John Marshall was born in rural western Virginia to a father who worked as a surveyor for Lord Fairfax. Marshall’s father saw that his children were well-educated, often using books from Lord Fairfax’s library to teach them. As a young man, Marshall joined the Culpeper Minutemen of Culpeper County, Virginia and fought in the American Revolution. He later served in the 11th Virginia Regiment of the Continental Army.


After his service in the army, Marshall studied law with George Wythe and became a lawyer in 1780. In 1782, he was elected to the Virginia House of Delegates, where he served for 9 of the next 14 years, during which time his reputation as a lawyer continued to grow. In 1788, he helped lead the Federalists in securing the vote to accept the US Constitution at the Virginia Ratification Convention. In the late 1780s, he spoke in several prominent cases before both the Virginia and US Supreme Courts.


Marshall turned down appointments from George Washington to be the US Attorney General and the Ambassador to France. President John Adams, however, was successful in appointing Marshall as one of the commissioners to France. That mission ended in the scandal known as the XYZ Affair, during which the commissioners were asked to pay bribes to deal with French officials, but refused. The affair made Marshall quite popular at home.


In 1799, Marshall was elected a member of the House of Representatives from Richmond, Virginia. The next year, President Adams successfully appointed Marshall his Secretary of State. When Adams lost the 1800 election, he chose Marshall in a last minute flurry of appointments to be the Chief Justice of the Supreme Court. John Adams later said that was the best decision of his entire life.


Marshall served as Chief Justice for 34 years, the longest service of any chief justice.
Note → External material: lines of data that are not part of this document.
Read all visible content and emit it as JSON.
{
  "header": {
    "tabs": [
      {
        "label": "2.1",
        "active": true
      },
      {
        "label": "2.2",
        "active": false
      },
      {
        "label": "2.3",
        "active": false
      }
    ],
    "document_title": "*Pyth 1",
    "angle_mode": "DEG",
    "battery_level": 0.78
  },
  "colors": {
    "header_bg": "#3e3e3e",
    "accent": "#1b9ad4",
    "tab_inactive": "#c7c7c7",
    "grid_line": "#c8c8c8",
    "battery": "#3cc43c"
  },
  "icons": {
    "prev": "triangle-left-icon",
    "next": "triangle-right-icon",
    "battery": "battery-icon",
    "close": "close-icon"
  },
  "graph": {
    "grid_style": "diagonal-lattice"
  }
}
Marshall used his position of influence to cement Federalist policies into law, which supported a powerful central government. He was often at odds with President Thomas Jefferson and his Democrat-Republican party, which favored states’ rights and small government.


Marshall’s policies helped establish the Supreme Court as an equal branch of the federal government, giving it authority to review the actions and laws of the President and Congress and deem them “unconstitutional.” The Marshall Court helped establish that the government must obey the Constitution and that federal law supersedes state law. His Court gave Congress large leeway in deciding what was “necessary and proper” to do its duties; helped define Congress’ role in regulating interstate commerce; established the idea that corporations have the same rights as individuals; and ruled that the Bill of Rights was only intended as a restriction against the federal government.


Marshall served on the Supreme Court right up to his death on July 6, 1835. His other accomplishments include writing and publishing a 5 volume
biography of George Washington; serving as the first president of the American Colonization Society, which settled freed American slaves in Liberia; and serving at the 1829 Virginia Constitutional Convention. When he died in 1835, he was one of the last surviving leaders of the founding generation.


Jack Manning

Historian General
National Society Sons of the American Revolution


“If men through fear, fraud or mistake, should in terms renounce and give up
any essential natural right, the eternal law of reason and the great end of
society, would absolutely vacate such renunciation; the right to freedom
being the gift of God Almighty, it is not in the power of Man to alienate
this gift, and voluntarily become a slave.”

John Adams, Rights of the Colonists, 1772